Except for the pictures, retype the records that follow exactly.

RECORDS FOR PROCESSING »

━━━━━━━━━━━━━━━━━━━━

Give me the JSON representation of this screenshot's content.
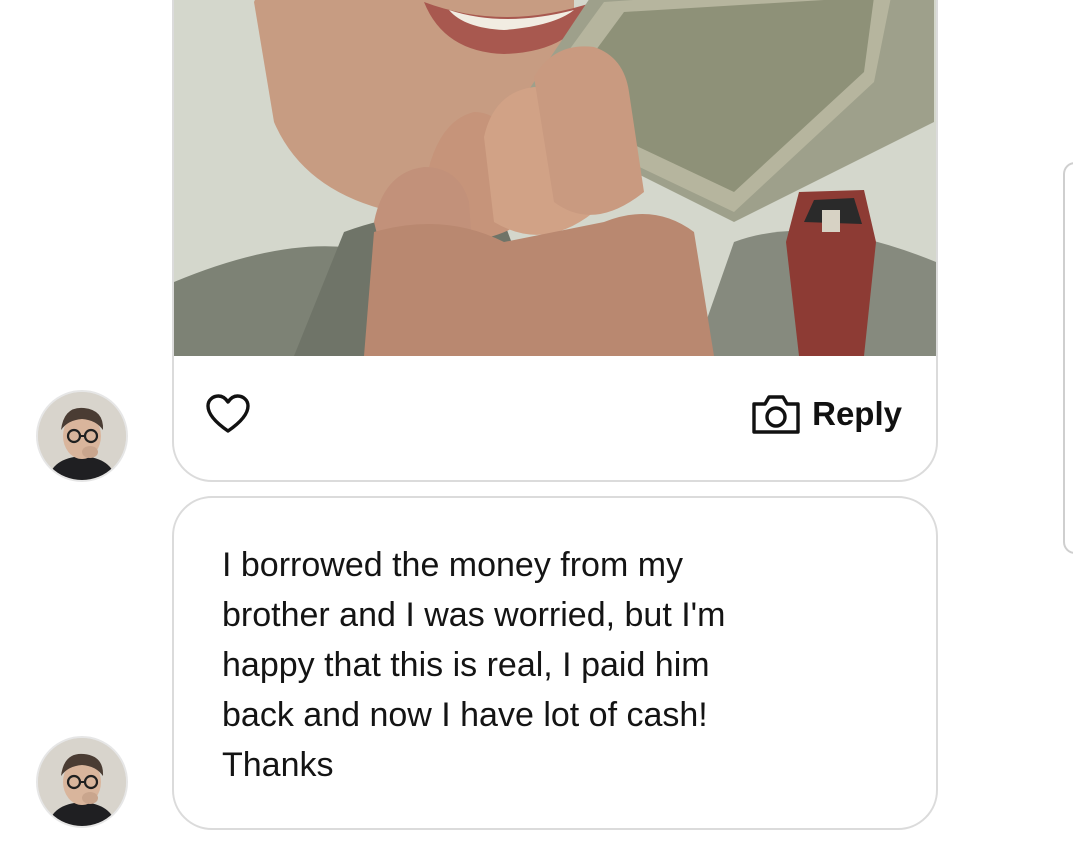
{
  "photo_message": {
    "reply_label": "Reply",
    "icons": {
      "like": "heart-outline-icon",
      "reply": "camera-icon"
    }
  },
  "text_message": {
    "lines": [
      "I borrowed the money from my",
      "brother and I was worried, but I'm",
      "happy that this is real, I paid him",
      "back and now I have lot of cash!",
      "Thanks"
    ]
  },
  "colors": {
    "bubble_border": "#dbdbdb",
    "text": "#141414",
    "background": "#ffffff"
  }
}
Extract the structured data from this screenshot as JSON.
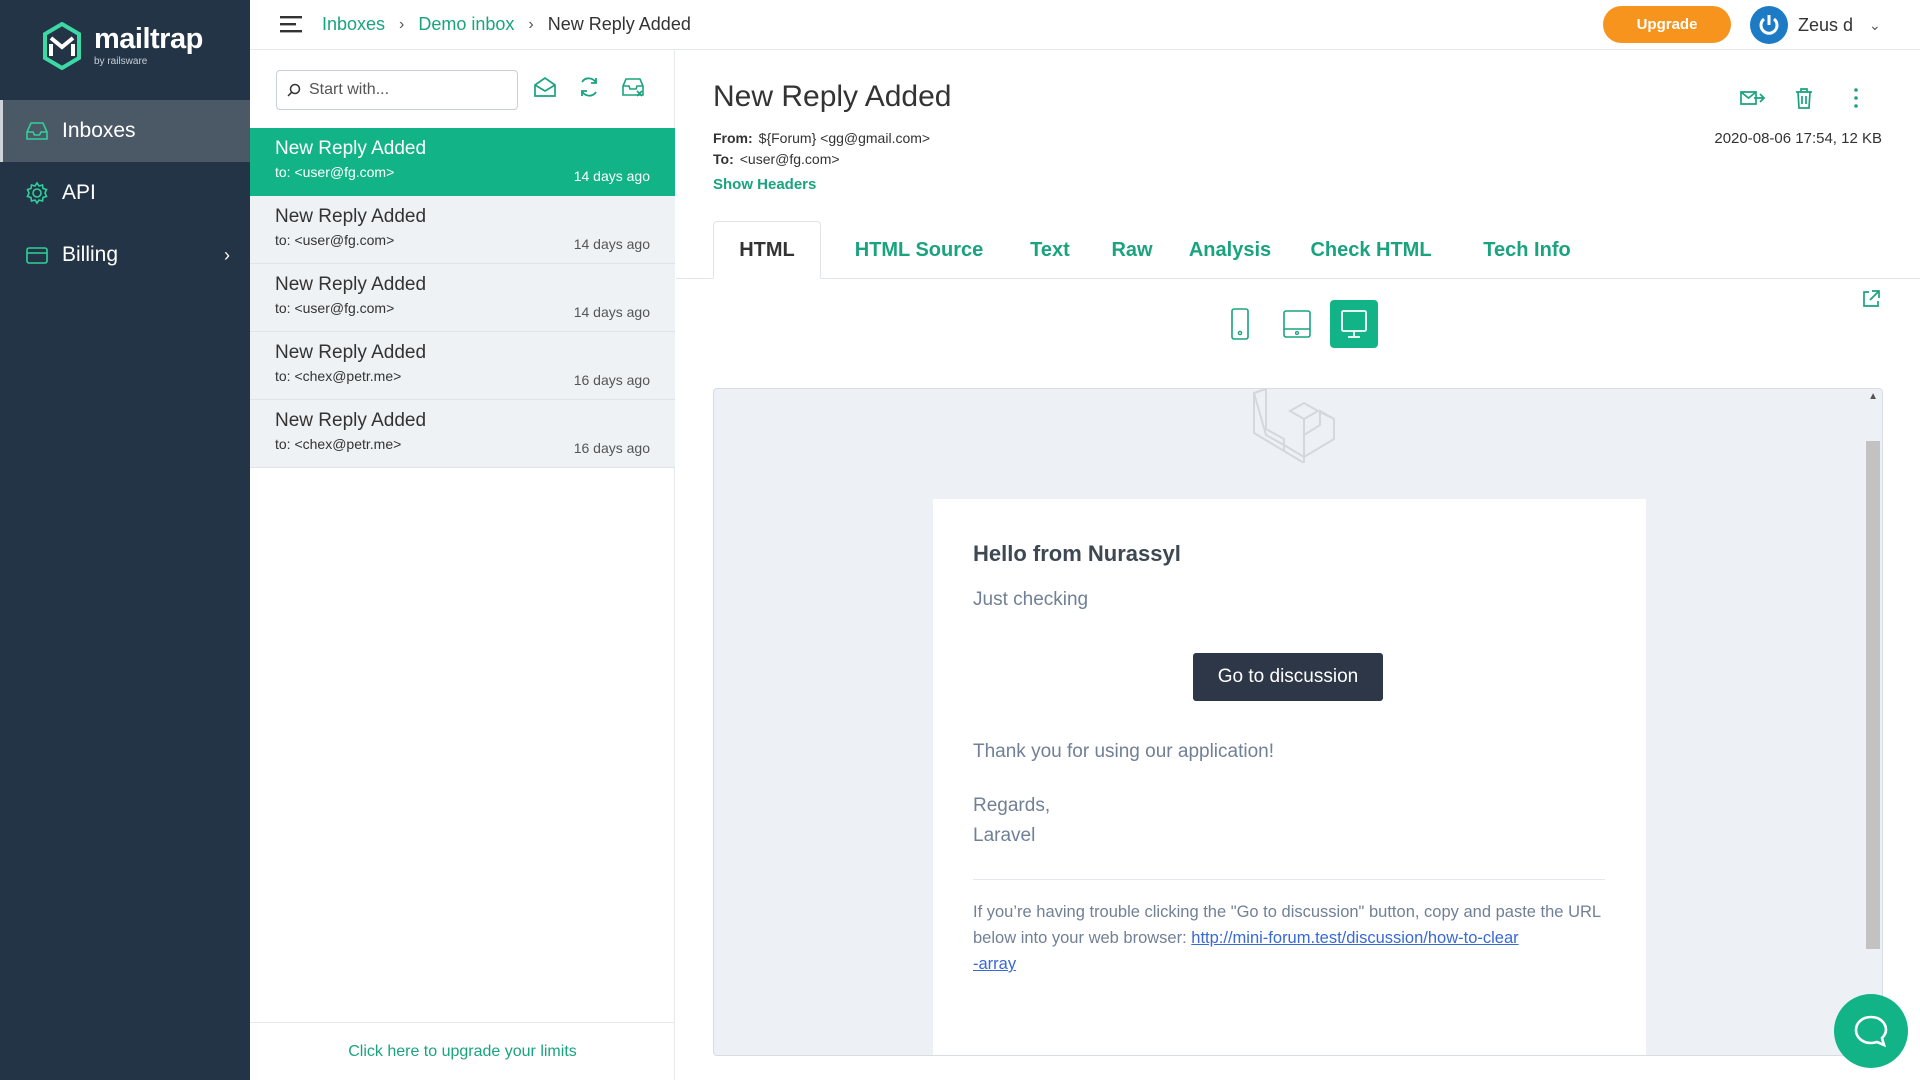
{
  "brand": {
    "name": "mailtrap",
    "sub": "by railsware"
  },
  "nav": {
    "items": [
      {
        "label": "Inboxes",
        "icon": "inbox-icon"
      },
      {
        "label": "API",
        "icon": "gear-icon"
      },
      {
        "label": "Billing",
        "icon": "card-icon"
      }
    ]
  },
  "breadcrumb": {
    "inboxes": "Inboxes",
    "sep1": "›",
    "demo": "Demo inbox",
    "sep2": "›",
    "current": "New Reply Added"
  },
  "header": {
    "upgrade_label": "Upgrade",
    "user_name": "Zeus d",
    "user_chevron": "⌄"
  },
  "list": {
    "search_placeholder": "Start with...",
    "items": [
      {
        "subject": "New Reply Added",
        "to": "to: <user@fg.com>",
        "time": "14 days ago"
      },
      {
        "subject": "New Reply Added",
        "to": "to: <user@fg.com>",
        "time": "14 days ago"
      },
      {
        "subject": "New Reply Added",
        "to": "to: <user@fg.com>",
        "time": "14 days ago"
      },
      {
        "subject": "New Reply Added",
        "to": "to: <chex@petr.me>",
        "time": "16 days ago"
      },
      {
        "subject": "New Reply Added",
        "to": "to: <chex@petr.me>",
        "time": "16 days ago"
      }
    ],
    "footer_link": "Click here to upgrade your limits"
  },
  "message": {
    "subject": "New Reply Added",
    "from_label": "From:",
    "from_value": "${Forum} <gg@gmail.com>",
    "to_label": "To:",
    "to_value": "<user@fg.com>",
    "show_headers": "Show Headers",
    "date_size": "2020-08-06 17:54, 12 KB"
  },
  "tabs": [
    "HTML",
    "HTML Source",
    "Text",
    "Raw",
    "Analysis",
    "Check HTML",
    "Tech Info"
  ],
  "email": {
    "hello": "Hello from Nurassyl",
    "line1": "Just checking",
    "button": "Go to discussion",
    "thanks": "Thank you for using our application!",
    "regards": "Regards,",
    "sign": "Laravel",
    "trouble": "If you’re having trouble clicking the \"Go to discussion\" button, copy and paste the URL below into your web browser:",
    "url_part1": "http://mini-forum.test/discussion/how-to-clear",
    "url_part2": "-array"
  },
  "colors": {
    "accent": "#12b487",
    "sidebar": "#243447",
    "upgrade": "#f7941d"
  }
}
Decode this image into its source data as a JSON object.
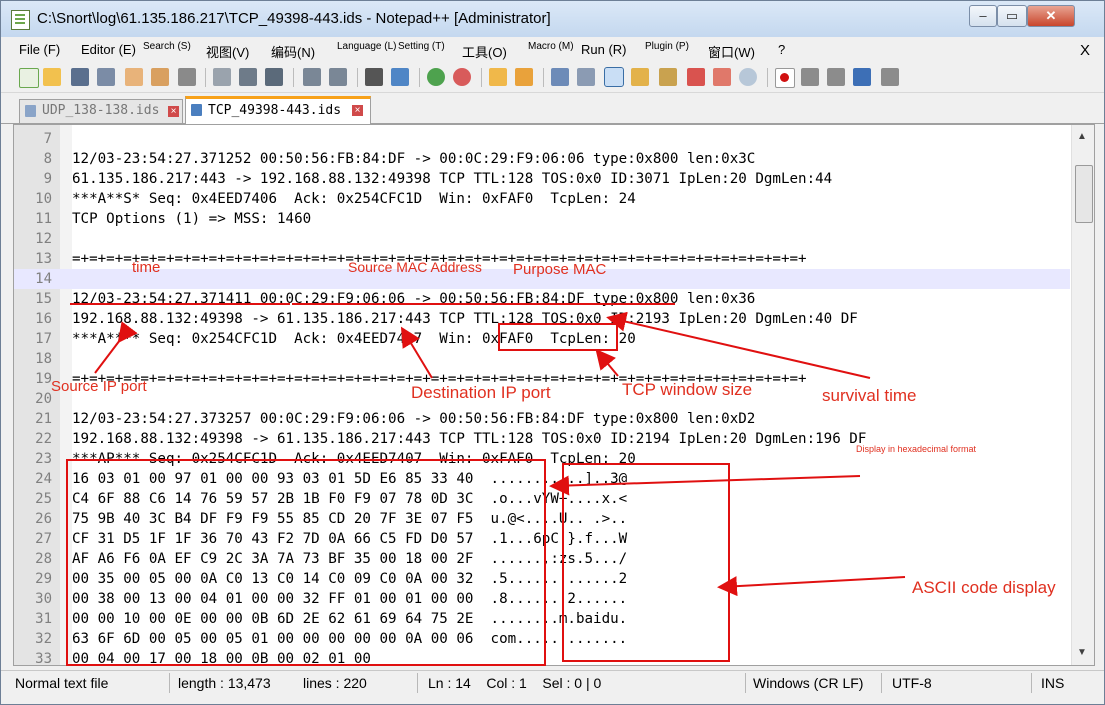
{
  "window": {
    "title": "C:\\Snort\\log\\61.135.186.217\\TCP_49398-443.ids - Notepad++ [Administrator]",
    "controls": {
      "minimize": "–",
      "maximize": "▭",
      "close": "✕"
    }
  },
  "menubar": {
    "items": [
      "File (F)",
      "Editor (E)",
      "Search (S)",
      "视图(V)",
      "编码(N)",
      "Language (L)",
      "Setting (T)",
      "工具(O)",
      "Macro (M)",
      "Run (R)",
      "Plugin (P)",
      "窗口(W)",
      "?"
    ],
    "close": "X"
  },
  "tabs": [
    {
      "label": "UDP_138-138.ids",
      "active": false
    },
    {
      "label": "TCP_49398-443.ids",
      "active": true
    }
  ],
  "editor": {
    "line_numbers": [
      "7",
      "8",
      "9",
      "10",
      "11",
      "12",
      "13",
      "14",
      "15",
      "16",
      "17",
      "18",
      "19",
      "20",
      "21",
      "22",
      "23",
      "24",
      "25",
      "26",
      "27",
      "28",
      "29",
      "30",
      "31",
      "32",
      "33"
    ],
    "lines": [
      "",
      "12/03-23:54:27.371252 00:50:56:FB:84:DF -> 00:0C:29:F9:06:06 type:0x800 len:0x3C",
      "61.135.186.217:443 -> 192.168.88.132:49398 TCP TTL:128 TOS:0x0 ID:3071 IpLen:20 DgmLen:44",
      "***A**S* Seq: 0x4EED7406  Ack: 0x254CFC1D  Win: 0xFAF0  TcpLen: 24",
      "TCP Options (1) => MSS: 1460",
      "",
      "=+=+=+=+=+=+=+=+=+=+=+=+=+=+=+=+=+=+=+=+=+=+=+=+=+=+=+=+=+=+=+=+=+=+=+=+=+=+=+=+=+=+=+",
      "",
      "12/03-23:54:27.371411 00:0C:29:F9:06:06 -> 00:50:56:FB:84:DF type:0x800 len:0x36",
      "192.168.88.132:49398 -> 61.135.186.217:443 TCP TTL:128 TOS:0x0 ID:2193 IpLen:20 DgmLen:40 DF",
      "***A**** Seq: 0x254CFC1D  Ack: 0x4EED7407  Win: 0xFAF0  TcpLen: 20",
      "",
      "=+=+=+=+=+=+=+=+=+=+=+=+=+=+=+=+=+=+=+=+=+=+=+=+=+=+=+=+=+=+=+=+=+=+=+=+=+=+=+=+=+=+=+",
      "",
      "12/03-23:54:27.373257 00:0C:29:F9:06:06 -> 00:50:56:FB:84:DF type:0x800 len:0xD2",
      "192.168.88.132:49398 -> 61.135.186.217:443 TCP TTL:128 TOS:0x0 ID:2194 IpLen:20 DgmLen:196 DF",
      "***AP*** Seq: 0x254CFC1D  Ack: 0x4EED7407  Win: 0xFAF0  TcpLen: 20",
      "16 03 01 00 97 01 00 00 93 03 01 5D E6 85 33 40  ...........]..3@",
      "C4 6F 88 C6 14 76 59 57 2B 1B F0 F9 07 78 0D 3C  .o...vYW+....x.<",
      "75 9B 40 3C B4 DF F9 F9 55 85 CD 20 7F 3E 07 F5  u.@<....U.. .>..",
      "CF 31 D5 1F 1F 36 70 43 F2 7D 0A 66 C5 FD D0 57  .1...6pC.}.f...W",
      "AF A6 F6 0A EF C9 2C 3A 7A 73 BF 35 00 18 00 2F  ......,:zs.5.../",
      "00 35 00 05 00 0A C0 13 C0 14 C0 09 C0 0A 00 32  .5.............2",
      "00 38 00 13 00 04 01 00 00 32 FF 01 00 01 00 00  .8.......2......",
      "00 00 10 00 0E 00 00 0B 6D 2E 62 61 69 64 75 2E  ........m.baidu.",
      "63 6F 6D 00 05 00 05 01 00 00 00 00 00 0A 00 06  com.............",
      "00 04 00 17 00 18 00 0B 00 02 01 00"
    ],
    "current_line": "14"
  },
  "annotations": {
    "time": "time",
    "source_mac": "Source MAC Address",
    "purpose_mac": "Purpose MAC",
    "source_ip_port": "Source IP port",
    "destination_ip_port": "Destination IP port",
    "tcp_window_size": "TCP window size",
    "survival_time": "survival time",
    "hex_format": "Display in hexadecimal format",
    "ascii_display": "ASCII code display",
    "color": "#e03020"
  },
  "statusbar": {
    "file_type": "Normal text file",
    "length": "length : 13,473",
    "lines": "lines : 220",
    "position": "Ln : 14    Col : 1    Sel : 0 | 0",
    "eol": "Windows (CR LF)",
    "encoding": "UTF-8",
    "mode": "INS"
  }
}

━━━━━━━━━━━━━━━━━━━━

FINISHED TASK »
Give me the JSON representation of this screenshot's content.
{
  "photo_message": {
    "reply_label": "Reply",
    "icons": {
      "like": "heart-outline-icon",
      "reply": "camera-icon"
    }
  },
  "text_message": {
    "lines": [
      "I borrowed the money from my",
      "brother and I was worried, but I'm",
      "happy that this is real, I paid him",
      "back and now I have lot of cash!",
      "Thanks"
    ]
  },
  "colors": {
    "bubble_border": "#dbdbdb",
    "text": "#141414",
    "background": "#ffffff"
  }
}
Extract the structured data from this screenshot as JSON.
{
  "brand": {
    "name": "mailtrap",
    "sub": "by railsware"
  },
  "nav": {
    "items": [
      {
        "label": "Inboxes",
        "icon": "inbox-icon"
      },
      {
        "label": "API",
        "icon": "gear-icon"
      },
      {
        "label": "Billing",
        "icon": "card-icon"
      }
    ]
  },
  "breadcrumb": {
    "inboxes": "Inboxes",
    "sep1": "›",
    "demo": "Demo inbox",
    "sep2": "›",
    "current": "New Reply Added"
  },
  "header": {
    "upgrade_label": "Upgrade",
    "user_name": "Zeus d",
    "user_chevron": "⌄"
  },
  "list": {
    "search_placeholder": "Start with...",
    "items": [
      {
        "subject": "New Reply Added",
        "to": "to: <user@fg.com>",
        "time": "14 days ago"
      },
      {
        "subject": "New Reply Added",
        "to": "to: <user@fg.com>",
        "time": "14 days ago"
      },
      {
        "subject": "New Reply Added",
        "to": "to: <user@fg.com>",
        "time": "14 days ago"
      },
      {
        "subject": "New Reply Added",
        "to": "to: <chex@petr.me>",
        "time": "16 days ago"
      },
      {
        "subject": "New Reply Added",
        "to": "to: <chex@petr.me>",
        "time": "16 days ago"
      }
    ],
    "footer_link": "Click here to upgrade your limits"
  },
  "message": {
    "subject": "New Reply Added",
    "from_label": "From:",
    "from_value": "${Forum} <gg@gmail.com>",
    "to_label": "To:",
    "to_value": "<user@fg.com>",
    "show_headers": "Show Headers",
    "date_size": "2020-08-06 17:54, 12 KB"
  },
  "tabs": [
    "HTML",
    "HTML Source",
    "Text",
    "Raw",
    "Analysis",
    "Check HTML",
    "Tech Info"
  ],
  "email": {
    "hello": "Hello from Nurassyl",
    "line1": "Just checking",
    "button": "Go to discussion",
    "thanks": "Thank you for using our application!",
    "regards": "Regards,",
    "sign": "Laravel",
    "trouble": "If you’re having trouble clicking the \"Go to discussion\" button, copy and paste the URL below into your web browser:",
    "url_part1": "http://mini-forum.test/discussion/how-to-clear",
    "url_part2": "-array"
  },
  "colors": {
    "accent": "#12b487",
    "sidebar": "#243447",
    "upgrade": "#f7941d"
  }
}
Decode this image into its source data as a JSON object.
{
  "window": {
    "title": "C:\\Snort\\log\\61.135.186.217\\TCP_49398-443.ids - Notepad++ [Administrator]",
    "controls": {
      "minimize": "–",
      "maximize": "▭",
      "close": "✕"
    }
  },
  "menubar": {
    "items": [
      "File (F)",
      "Editor (E)",
      "Search (S)",
      "视图(V)",
      "编码(N)",
      "Language (L)",
      "Setting (T)",
      "工具(O)",
      "Macro (M)",
      "Run (R)",
      "Plugin (P)",
      "窗口(W)",
      "?"
    ],
    "close": "X"
  },
  "tabs": [
    {
      "label": "UDP_138-138.ids",
      "active": false
    },
    {
      "label": "TCP_49398-443.ids",
      "active": true
    }
  ],
  "editor": {
    "line_numbers": [
      "7",
      "8",
      "9",
      "10",
      "11",
      "12",
      "13",
      "14",
      "15",
      "16",
      "17",
      "18",
      "19",
      "20",
      "21",
      "22",
      "23",
      "24",
      "25",
      "26",
      "27",
      "28",
      "29",
      "30",
      "31",
      "32",
      "33"
    ],
    "lines": [
      "",
      "12/03-23:54:27.371252 00:50:56:FB:84:DF -> 00:0C:29:F9:06:06 type:0x800 len:0x3C",
      "61.135.186.217:443 -> 192.168.88.132:49398 TCP TTL:128 TOS:0x0 ID:3071 IpLen:20 DgmLen:44",
      "***A**S* Seq: 0x4EED7406  Ack: 0x254CFC1D  Win: 0xFAF0  TcpLen: 24",
      "TCP Options (1) => MSS: 1460",
      "",
      "=+=+=+=+=+=+=+=+=+=+=+=+=+=+=+=+=+=+=+=+=+=+=+=+=+=+=+=+=+=+=+=+=+=+=+=+=+=+=+=+=+=+=+",
      "",
      "12/03-23:54:27.371411 00:0C:29:F9:06:06 -> 00:50:56:FB:84:DF type:0x800 len:0x36",
      "192.168.88.132:49398 -> 61.135.186.217:443 TCP TTL:128 TOS:0x0 ID:2193 IpLen:20 DgmLen:40 DF",
      "***A**** Seq: 0x254CFC1D  Ack: 0x4EED7407  Win: 0xFAF0  TcpLen: 20",
      "",
      "=+=+=+=+=+=+=+=+=+=+=+=+=+=+=+=+=+=+=+=+=+=+=+=+=+=+=+=+=+=+=+=+=+=+=+=+=+=+=+=+=+=+=+",
      "",
      "12/03-23:54:27.373257 00:0C:29:F9:06:06 -> 00:50:56:FB:84:DF type:0x800 len:0xD2",
      "192.168.88.132:49398 -> 61.135.186.217:443 TCP TTL:128 TOS:0x0 ID:2194 IpLen:20 DgmLen:196 DF",
      "***AP*** Seq: 0x254CFC1D  Ack: 0x4EED7407  Win: 0xFAF0  TcpLen: 20",
      "16 03 01 00 97 01 00 00 93 03 01 5D E6 85 33 40  ...........]..3@",
      "C4 6F 88 C6 14 76 59 57 2B 1B F0 F9 07 78 0D 3C  .o...vYW+....x.<",
      "75 9B 40 3C B4 DF F9 F9 55 85 CD 20 7F 3E 07 F5  u.@<....U.. .>..",
      "CF 31 D5 1F 1F 36 70 43 F2 7D 0A 66 C5 FD D0 57  .1...6pC.}.f...W",
      "AF A6 F6 0A EF C9 2C 3A 7A 73 BF 35 00 18 00 2F  ......,:zs.5.../",
      "00 35 00 05 00 0A C0 13 C0 14 C0 09 C0 0A 00 32  .5.............2",
      "00 38 00 13 00 04 01 00 00 32 FF 01 00 01 00 00  .8.......2......",
      "00 00 10 00 0E 00 00 0B 6D 2E 62 61 69 64 75 2E  ........m.baidu.",
      "63 6F 6D 00 05 00 05 01 00 00 00 00 00 0A 00 06  com.............",
      "00 04 00 17 00 18 00 0B 00 02 01 00"
    ],
    "current_line": "14"
  },
  "annotations": {
    "time": "time",
    "source_mac": "Source MAC Address",
    "purpose_mac": "Purpose MAC",
    "source_ip_port": "Source IP port",
    "destination_ip_port": "Destination IP port",
    "tcp_window_size": "TCP window size",
    "survival_time": "survival time",
    "hex_format": "Display in hexadecimal format",
    "ascii_display": "ASCII code display",
    "color": "#e03020"
  },
  "statusbar": {
    "file_type": "Normal text file",
    "length": "length : 13,473",
    "lines": "lines : 220",
    "position": "Ln : 14    Col : 1    Sel : 0 | 0",
    "eol": "Windows (CR LF)",
    "encoding": "UTF-8",
    "mode": "INS"
  }
}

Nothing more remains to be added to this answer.